“2014 was the planet’s warmest year on record,” President Obama proclaimed in his State of the Union speech. Obama cited the separate findings of two federal agencies, NASA and NOAA, which announced Jan. 16 that, “The Year 2014 ranks as the warmest since 1880.” To Obama, the record-breaking year is evidence Congress and the American people should rally round EPA’s greenhouse gas regulations.
When will the spinning end?
As is well-known, surface station records have many gaps (both spatial and temporal) and many quality-control issues. Moreover, they do not measure temperature in the troposphere – a more reliable indicator of atmospheric heat content and the greenhouse effect.
According to NOAA, the 2014 temperature in the troposphere was the third highest in the 1979-2014 record, as analyzed by the University of Alabama Huntsville (UAH) satellite program, and the sixth highest on record, as analyzed by the Remote Sensing Systems (RSS) satellite program.

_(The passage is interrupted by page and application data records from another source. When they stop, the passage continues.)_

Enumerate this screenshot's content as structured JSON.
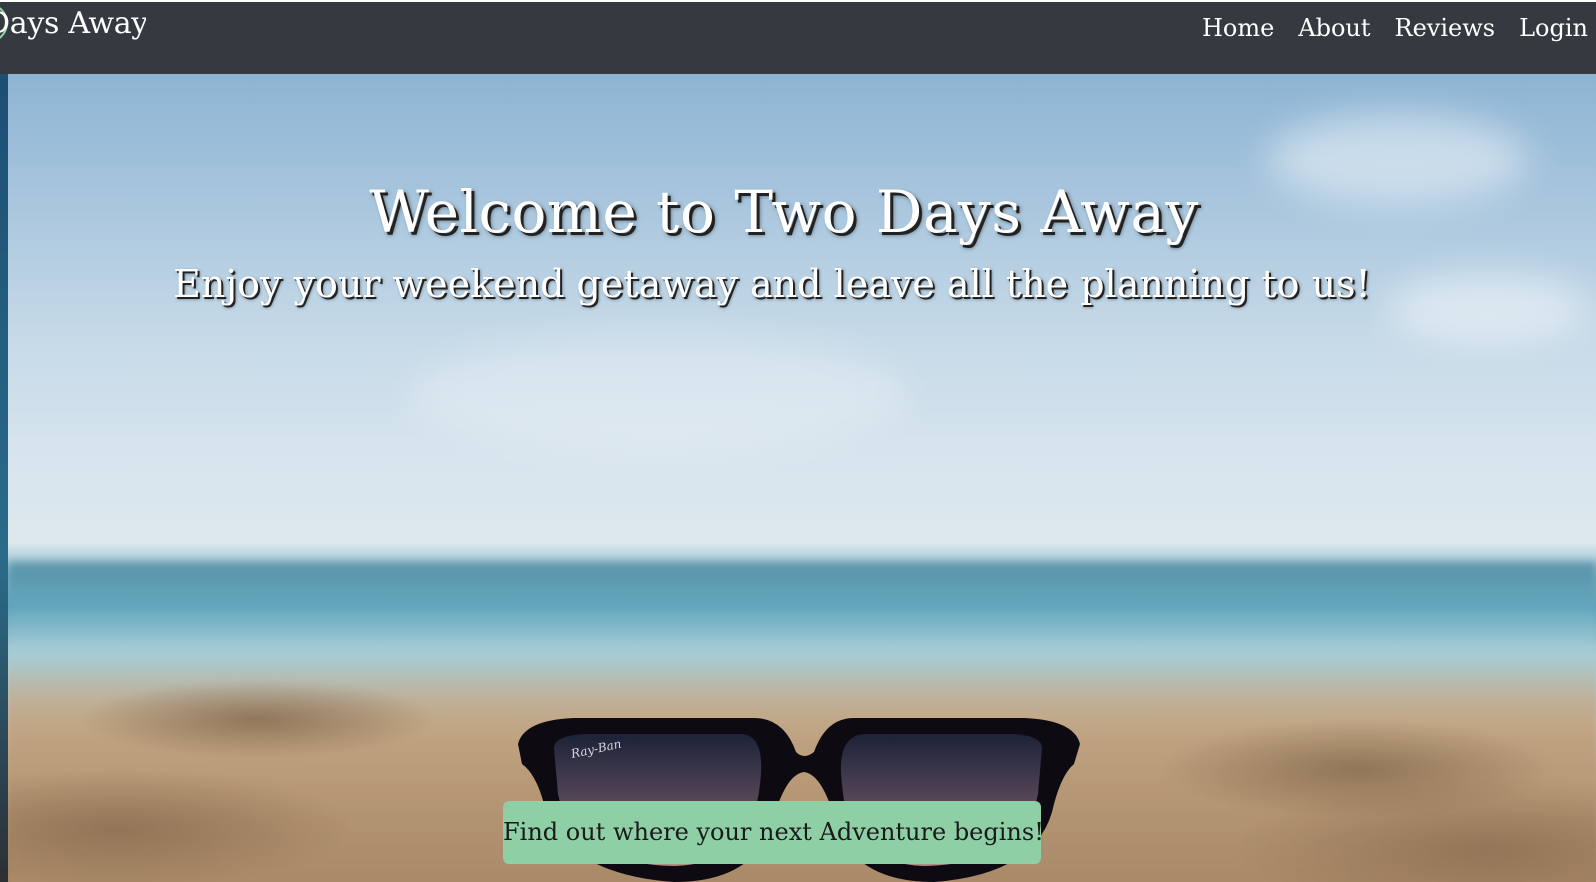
{
  "navbar": {
    "brand": "Days Away",
    "links": [
      {
        "label": "Home"
      },
      {
        "label": "About"
      },
      {
        "label": "Reviews"
      },
      {
        "label": "Login"
      }
    ]
  },
  "hero": {
    "title": "Welcome to Two Days Away",
    "subtitle": "Enjoy your weekend getaway and leave all the planning to us!",
    "cta_label": "Find out where your next Adventure begins!",
    "background_image": "beach-sunglasses-photo",
    "sunglasses_logo": "Ray-Ban"
  },
  "colors": {
    "navbar_bg": "#343a40",
    "cta_bg": "#8ecfa6",
    "text_light": "#ffffff"
  }
}
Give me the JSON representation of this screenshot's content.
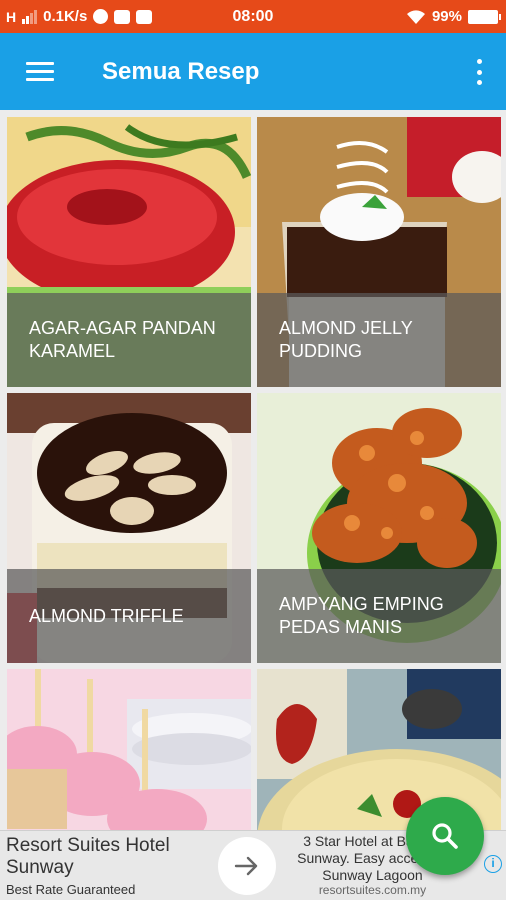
{
  "status_bar": {
    "signal_label": "H",
    "network_speed": "0.1K/s",
    "time": "08:00",
    "battery": "99%"
  },
  "app_bar": {
    "title": "Semua Resep",
    "menu_icon": "hamburger-menu-icon",
    "overflow_icon": "more-vert-icon",
    "background": "#1aa0e6"
  },
  "recipes": [
    {
      "title": "AGAR-AGAR PANDAN KARAMEL"
    },
    {
      "title": "ALMOND JELLY PUDDING"
    },
    {
      "title": "ALMOND TRIFFLE"
    },
    {
      "title": "AMPYANG EMPING PEDAS MANIS"
    },
    {
      "title": ""
    },
    {
      "title": ""
    }
  ],
  "ad": {
    "title": "Resort Suites Hotel Sunway",
    "subtitle": "Best Rate Guaranteed",
    "description": "3 Star Hotel at Bandar Sunway. Easy access to Sunway Lagoon",
    "url": "resortsuites.com.my"
  },
  "fab": {
    "icon": "search-icon",
    "color": "#2eaa4b"
  },
  "colors": {
    "status_bar": "#e64a19",
    "caption_overlay": "rgba(90,90,90,0.72)"
  }
}
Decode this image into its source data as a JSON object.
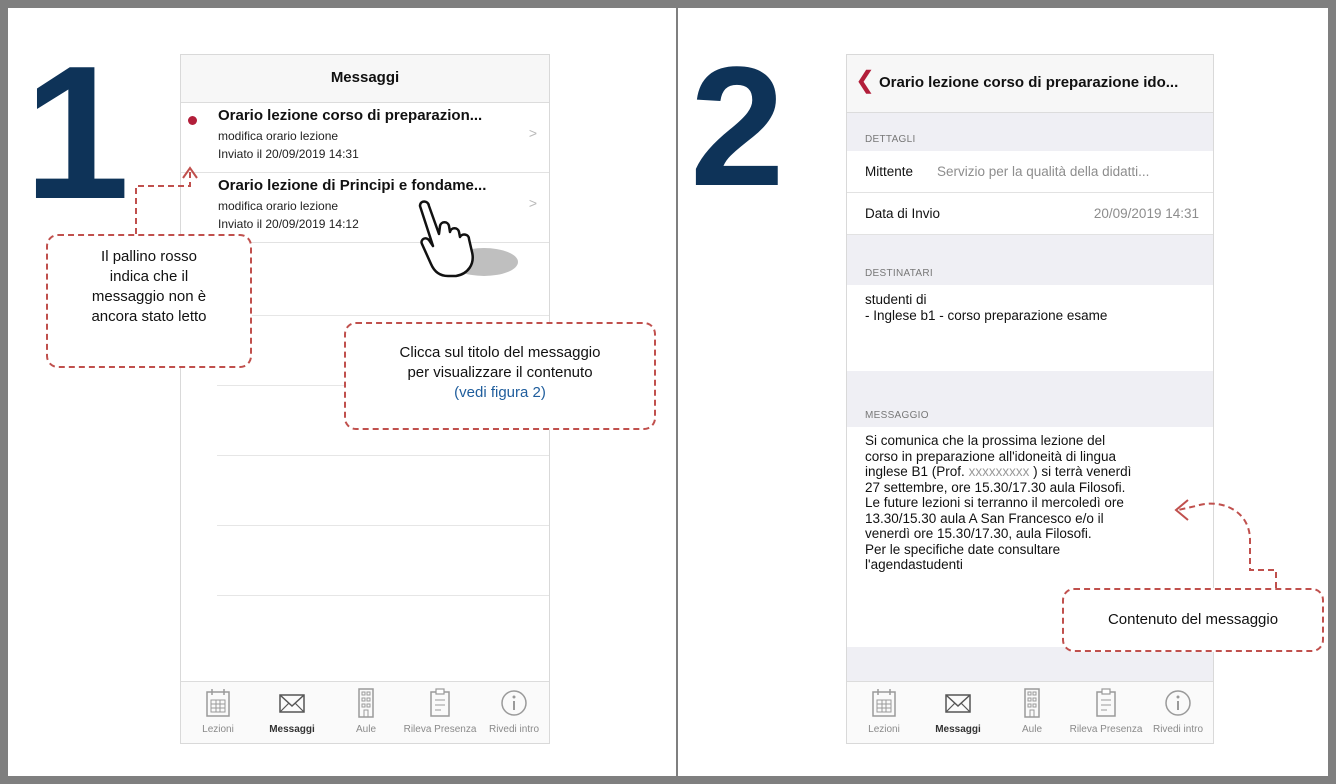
{
  "step1": {
    "number": "1"
  },
  "step2": {
    "number": "2"
  },
  "phone1": {
    "header_title": "Messaggi",
    "messages": [
      {
        "subject": "Orario lezione corso di preparazion...",
        "preview": "modifica orario lezione",
        "date": "Inviato il 20/09/2019 14:31",
        "unread": true
      },
      {
        "subject": "Orario lezione di Principi e fondame...",
        "preview": "modifica orario lezione",
        "date": "Inviato il 20/09/2019 14:12",
        "unread": false
      }
    ],
    "chevron": ">",
    "tabs": [
      {
        "label": "Lezioni",
        "icon": "calendar-icon"
      },
      {
        "label": "Messaggi",
        "icon": "envelope-icon",
        "active": true
      },
      {
        "label": "Aule",
        "icon": "building-icon"
      },
      {
        "label": "Rileva Presenza",
        "icon": "clipboard-icon"
      },
      {
        "label": "Rivedi intro",
        "icon": "info-icon"
      }
    ]
  },
  "phone2": {
    "back_glyph": "❮",
    "header_title": "Orario lezione corso di preparazione ido...",
    "section_dettagli": "DETTAGLI",
    "mittente_label": "Mittente",
    "mittente_value": "Servizio per la qualità della didatti...",
    "data_label": "Data di Invio",
    "data_value": "20/09/2019 14:31",
    "section_destinatari": "DESTINATARI",
    "destinatari_line1": "studenti di",
    "destinatari_line2": "- Inglese b1 - corso preparazione esame",
    "section_messaggio": "MESSAGGIO",
    "message_lines": [
      "Si comunica che la prossima lezione del",
      "corso in preparazione all'idoneità di lingua",
      "inglese B1 (Prof.",
      "xxxxxxxxx",
      ") si terrà venerdì",
      "27 settembre, ore 15.30/17.30 aula Filosofi.",
      "Le future lezioni si terranno il mercoledì ore",
      "13.30/15.30 aula A San Francesco e/o il",
      "venerdì ore 15.30/17.30, aula Filosofi.",
      "Per le specifiche date consultare",
      "l'agendastudenti"
    ]
  },
  "callouts": {
    "red_dot": [
      "Il pallino rosso",
      "indica che il",
      "messaggio non è",
      "ancora stato letto"
    ],
    "click_title": [
      "Clicca sul titolo del messaggio",
      "per visualizzare il contenuto"
    ],
    "click_link": "(vedi figura 2)",
    "content": "Contenuto del messaggio"
  },
  "colors": {
    "accent_red": "#b21e3a",
    "number_blue": "#0e3358",
    "callout_border": "#c0504d",
    "link_blue": "#1f5d9c"
  }
}
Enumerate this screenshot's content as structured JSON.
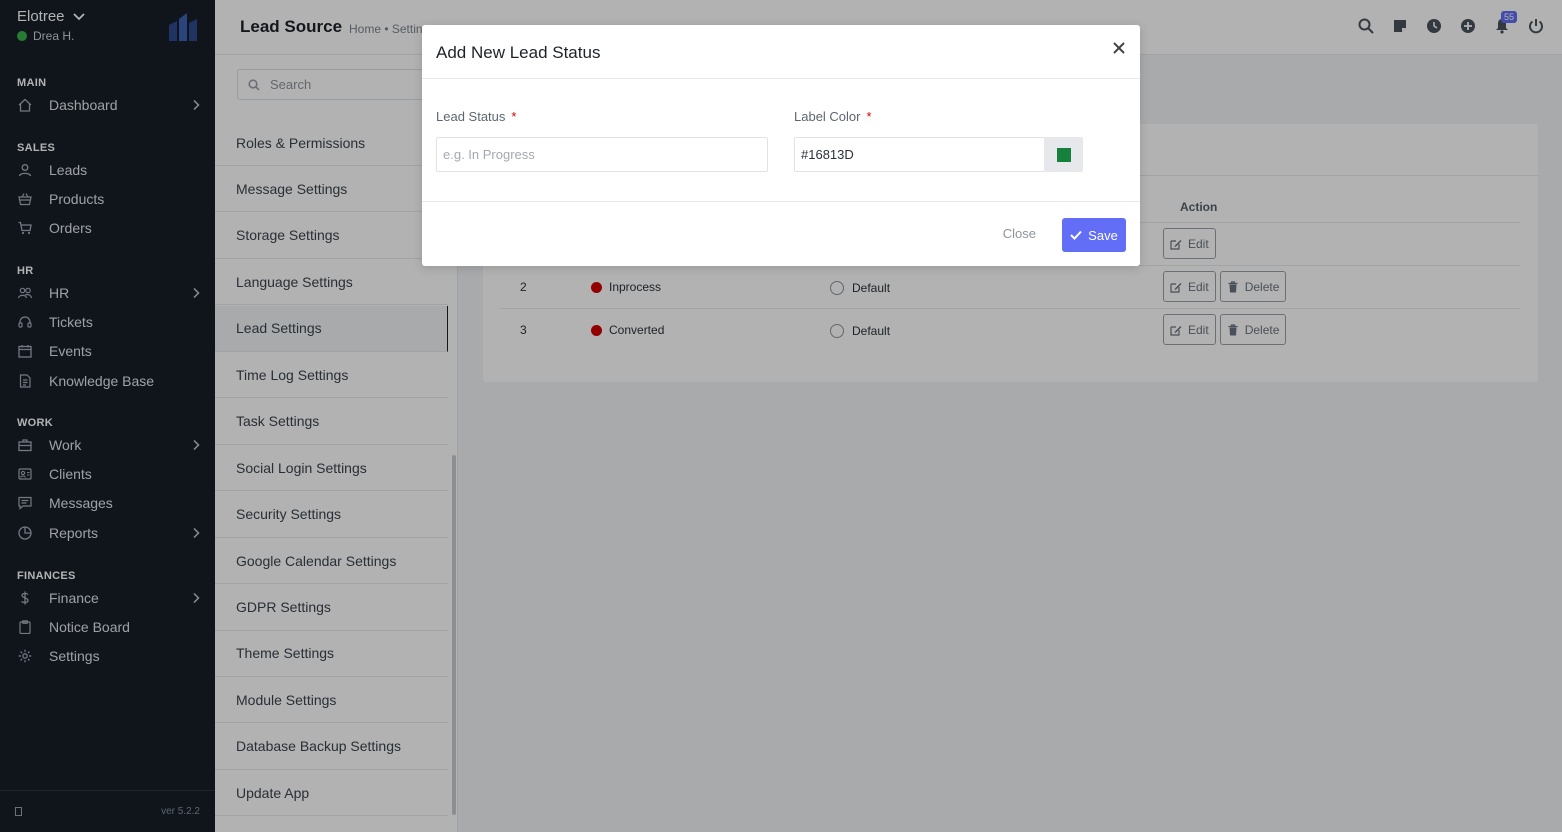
{
  "brand": {
    "name": "Elotree",
    "user": "Drea H."
  },
  "sidebar": {
    "sections": [
      {
        "label": "MAIN",
        "items": [
          {
            "label": "Dashboard",
            "icon": "home-icon",
            "chevron": true
          }
        ]
      },
      {
        "label": "SALES",
        "items": [
          {
            "label": "Leads",
            "icon": "user-icon",
            "chevron": false
          },
          {
            "label": "Products",
            "icon": "basket-icon",
            "chevron": false
          },
          {
            "label": "Orders",
            "icon": "cart-icon",
            "chevron": false
          }
        ]
      },
      {
        "label": "HR",
        "items": [
          {
            "label": "HR",
            "icon": "people-icon",
            "chevron": true
          },
          {
            "label": "Tickets",
            "icon": "headset-icon",
            "chevron": false
          },
          {
            "label": "Events",
            "icon": "calendar-icon",
            "chevron": false
          },
          {
            "label": "Knowledge Base",
            "icon": "document-icon",
            "chevron": false
          }
        ]
      },
      {
        "label": "WORK",
        "items": [
          {
            "label": "Work",
            "icon": "briefcase-icon",
            "chevron": true
          },
          {
            "label": "Clients",
            "icon": "client-icon",
            "chevron": false
          },
          {
            "label": "Messages",
            "icon": "message-icon",
            "chevron": false
          },
          {
            "label": "Reports",
            "icon": "pie-chart-icon",
            "chevron": true
          }
        ]
      },
      {
        "label": "FINANCES",
        "items": [
          {
            "label": "Finance",
            "icon": "dollar-icon",
            "chevron": true
          },
          {
            "label": "Notice Board",
            "icon": "clipboard-icon",
            "chevron": false
          },
          {
            "label": "Settings",
            "icon": "gear-icon",
            "chevron": false
          }
        ]
      }
    ],
    "version": "ver 5.2.2"
  },
  "header": {
    "title": "Lead Source",
    "breadcrumb": "Home • Settin",
    "notification_count": "55"
  },
  "settings_menu": {
    "search_placeholder": "Search",
    "items": [
      "Roles & Permissions",
      "Message Settings",
      "Storage Settings",
      "Language Settings",
      "Lead Settings",
      "Time Log Settings",
      "Task Settings",
      "Social Login Settings",
      "Security Settings",
      "Google Calendar Settings",
      "GDPR Settings",
      "Theme Settings",
      "Module Settings",
      "Database Backup Settings",
      "Update App"
    ],
    "active_index": 4
  },
  "table": {
    "action_header": "Action",
    "rows": [
      {
        "num": "",
        "status": "",
        "default": "",
        "delete": false
      },
      {
        "num": "2",
        "status": "Inprocess",
        "default": "Default",
        "delete": true
      },
      {
        "num": "3",
        "status": "Converted",
        "default": "Default",
        "delete": true
      }
    ],
    "edit_label": "Edit",
    "delete_label": "Delete",
    "status_color": "#d30000"
  },
  "modal": {
    "title": "Add New Lead Status",
    "lead_status_label": "Lead Status",
    "lead_status_placeholder": "e.g. In Progress",
    "label_color_label": "Label Color",
    "label_color_value": "#16813D",
    "close_label": "Close",
    "save_label": "Save",
    "save_color": "#616ef5"
  }
}
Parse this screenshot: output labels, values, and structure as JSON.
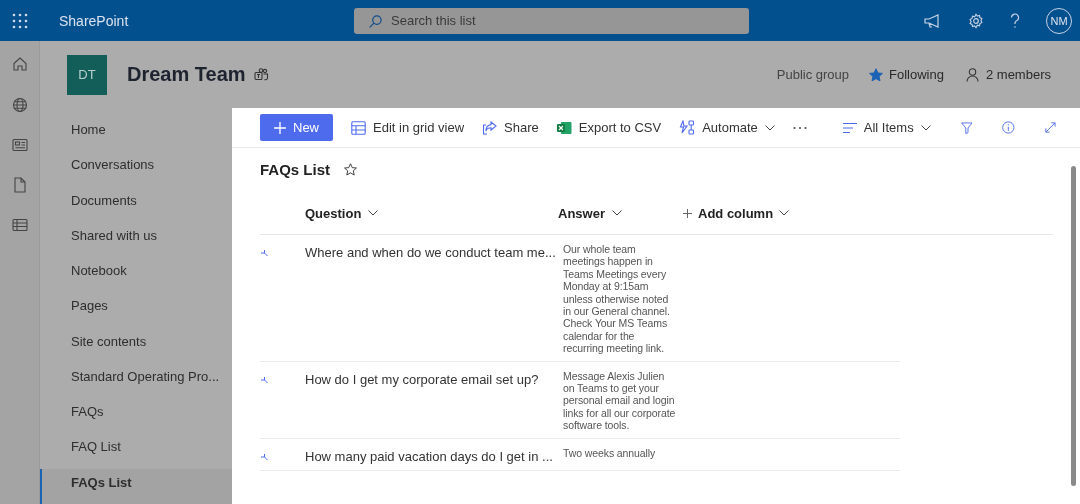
{
  "app_bar": {
    "title": "SharePoint",
    "search": {
      "placeholder": "Search this list"
    },
    "avatar": "NM"
  },
  "site": {
    "logo": "DT",
    "title": "Dream Team",
    "privacy": "Public group",
    "follow": {
      "label": "Following",
      "on": true
    },
    "members": "2 members"
  },
  "rail": [
    {
      "kind": "home"
    },
    {
      "kind": "globe"
    },
    {
      "kind": "news"
    },
    {
      "kind": "file"
    },
    {
      "kind": "list"
    }
  ],
  "nav": [
    {
      "label": "Home",
      "selected": false
    },
    {
      "label": "Conversations",
      "selected": false
    },
    {
      "label": "Documents",
      "selected": false
    },
    {
      "label": "Shared with us",
      "selected": false
    },
    {
      "label": "Notebook",
      "selected": false
    },
    {
      "label": "Pages",
      "selected": false
    },
    {
      "label": "Site contents",
      "selected": false
    },
    {
      "label": "Standard Operating Pro...",
      "selected": false
    },
    {
      "label": "FAQs",
      "selected": false
    },
    {
      "label": "FAQ List",
      "selected": false
    },
    {
      "label": "FAQs List",
      "selected": true
    }
  ],
  "commands": [
    {
      "kind": "new",
      "label": "New"
    },
    {
      "kind": "grid",
      "label": "Edit in grid view"
    },
    {
      "kind": "share",
      "label": "Share"
    },
    {
      "kind": "excel",
      "label": "Export to CSV"
    },
    {
      "kind": "automate",
      "label": "Automate"
    },
    {
      "kind": "more"
    }
  ],
  "view": {
    "label": "All Items"
  },
  "list": {
    "title": "FAQs List",
    "favorite": false,
    "columns": [
      {
        "kind": "field",
        "label": "Question"
      },
      {
        "kind": "field",
        "label": "Answer"
      },
      {
        "kind": "add",
        "label": "Add column"
      }
    ],
    "rows": [
      {
        "question": "Where and when do we conduct team me...",
        "answer": "Our whole team meetings happen in Teams Meetings every Monday at 9:15am unless otherwise noted in our General channel. Check Your MS Teams calendar for the recurring meeting link.",
        "new": true
      },
      {
        "question": "How do I get my corporate email set up?",
        "answer": "Message Alexis Julien on Teams to get your personal email and login links for all our corporate software tools.",
        "new": true
      },
      {
        "question": "How many paid vacation days do I get in ...",
        "answer": "Two weeks annually",
        "new": true
      }
    ]
  }
}
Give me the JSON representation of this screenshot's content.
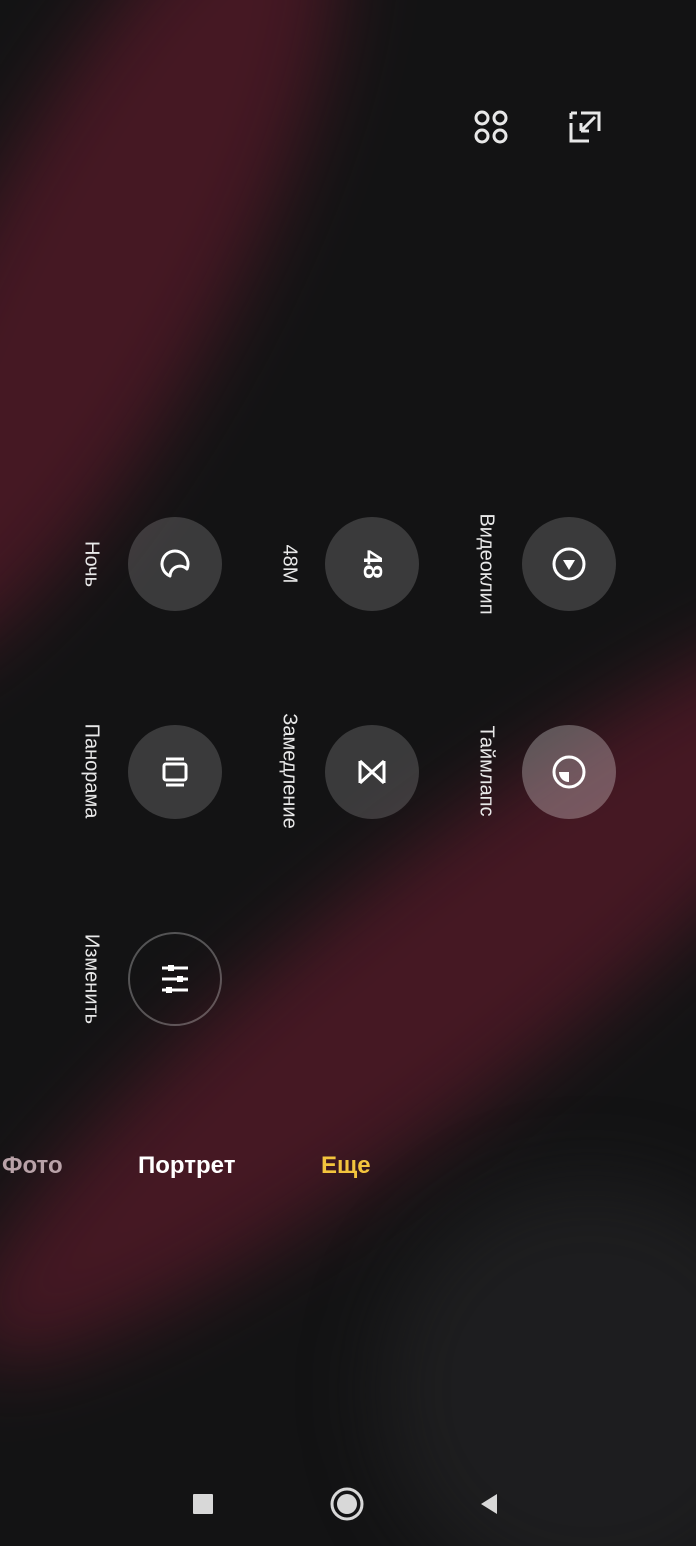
{
  "top_bar": {
    "grid_icon": "grid-icon",
    "crop_icon": "crop-icon"
  },
  "modes": [
    {
      "label": "Ночь",
      "icon": "moon-icon"
    },
    {
      "label": "48M",
      "icon": "48",
      "icon_text": "48"
    },
    {
      "label": "Видеоклип",
      "icon": "play-circle-icon"
    },
    {
      "label": "Панорама",
      "icon": "panorama-icon"
    },
    {
      "label": "Замедление",
      "icon": "slow-motion-icon"
    },
    {
      "label": "Таймлапс",
      "icon": "timelapse-icon"
    },
    {
      "label": "Изменить",
      "icon": "sliders-icon"
    }
  ],
  "tabs": [
    {
      "label": "Фото",
      "color": "#b9a2a8"
    },
    {
      "label": "Портрет",
      "color": "#ffffff"
    },
    {
      "label": "Еще",
      "color": "#f3c43d"
    }
  ],
  "navbar": {
    "recents": "square-icon",
    "home": "circle-icon",
    "back": "triangle-icon"
  }
}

So why don’t the agencies’ press releases proclaim 2014 the third or sixth warmest year? Or just say that it was one of the warmest in the instrumental record? Perhaps because “warmest on record” feeds the sense of crisis, which helps feed agency budgets. Notice the self-promotional aspect of NASA’s press release: “The observed long-term warming trend and the ranking of 2014 as the warmest year on record reinforces the importance for NASA to study Earth as a complete system, and particularly to understand the role and impacts of human activity.”